By 2021, we will likely live in a world with self-driving cars. And the race to get there is getting very competitive: Beyond Mobileye, here are the key players
It increasingly seems like we’ll be living in a world where children born today will no longer need to learn how to drive.
On Tuesday, Jerusalem-based Mobileye announced that it is partnering with automotive technology company Delphi to develop self-driving systems for auto manufacturers. This comes less than a month after Mobileye ended its contract with Tesla, likely due to the bad press Tesla received after a Tesla driver died while using the car’s autopilot mode, marking the first fatality among self-driving vehicle users.
While Mobileye’s stocks have fared poorly since severing ties with Tesla and Delphi’s stocks are also currently down about 6 percent, both companies must hope that this new partnership will not only increase their stocks, but position them as a capable team in the midst of an increasingly competitive technological race to develop the winning autonomous vehicle.
Professor Amnon Shashua, Mobileye Co-Founder, Chairman and CTO, also clarified that Mobileye’s relationship to Delphi, which was originally a GM spinoff, is not new. “The Mobileye and Delphi relationship started in 2002 with the implementation of what was one of the most advanced active safety systems of the time. Our long history together is key to the success of this ambitious endeavor,” he stated.
Specifically, they aim to develop an “SAE Level 4/5 automated driving solution,” which in laymans terms means that their technology will help cars either be highly automated or fully automated, according to the standards of the Society of Automotive Engineers (SAE).
In their announcement, they wrote that they will debut their driving solution at the Consumer Electronics Show in Las Vegas in January, 2017, and production of the system will be ready by 2019. However, the companies conceded to the Wall Street Journal that, “Integrating their tech in future vehicles could take as much as two years … making it unlikely to hit the market until 2021 or 2022.”
Geektime has reached out to Mobileye for comment and will update this article if they respond.
Who else is developing self-driving cars?
More and more, it looks like every auto manufacturer and ridesharing company is making big moves towards autonomous vehicles.
While Delphi (originally a GM spinoff) and Mobileye claim to be investing hundreds of millions of dollars in their partnership and are on a similar timeline as Ford, which plans to release self-driving vehicles to the public by 2021, the Wall Street Journal claims they are notably behind others. They report that GM, Alphabet, Inc. (Google’s parent company), Volvo, Nissan, and Tesla have hinted that they aim to get autonomous cars out for sale by 2020, if not before then.
Just this week, Uber announced that its first fleet of self-driving taxis (which is using Ford models) will arrive for testing in Pittsburgh by the end of the month and that it had acquired less than year-old Otto, a company developing autonomous driving technology for trucks, for $680 million. Meanwhile, GM and Lyft aim to release their own self-driving taxis for pilot use within the next eight months.
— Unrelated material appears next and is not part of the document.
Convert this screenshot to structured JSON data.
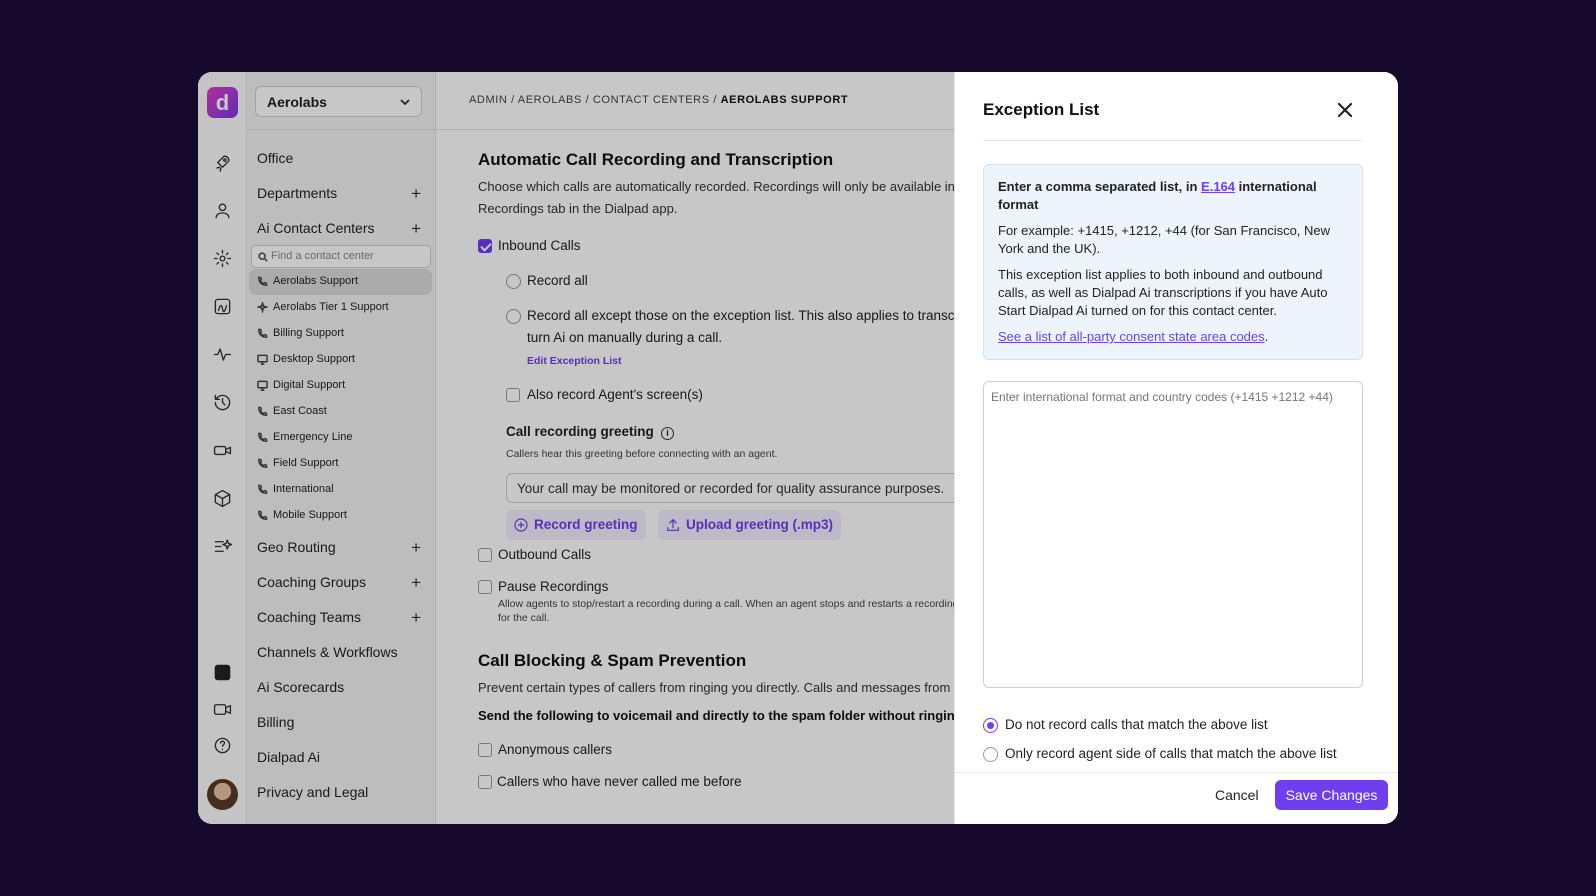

For more information about self-driving cars, you can read Geektime’s coverage below: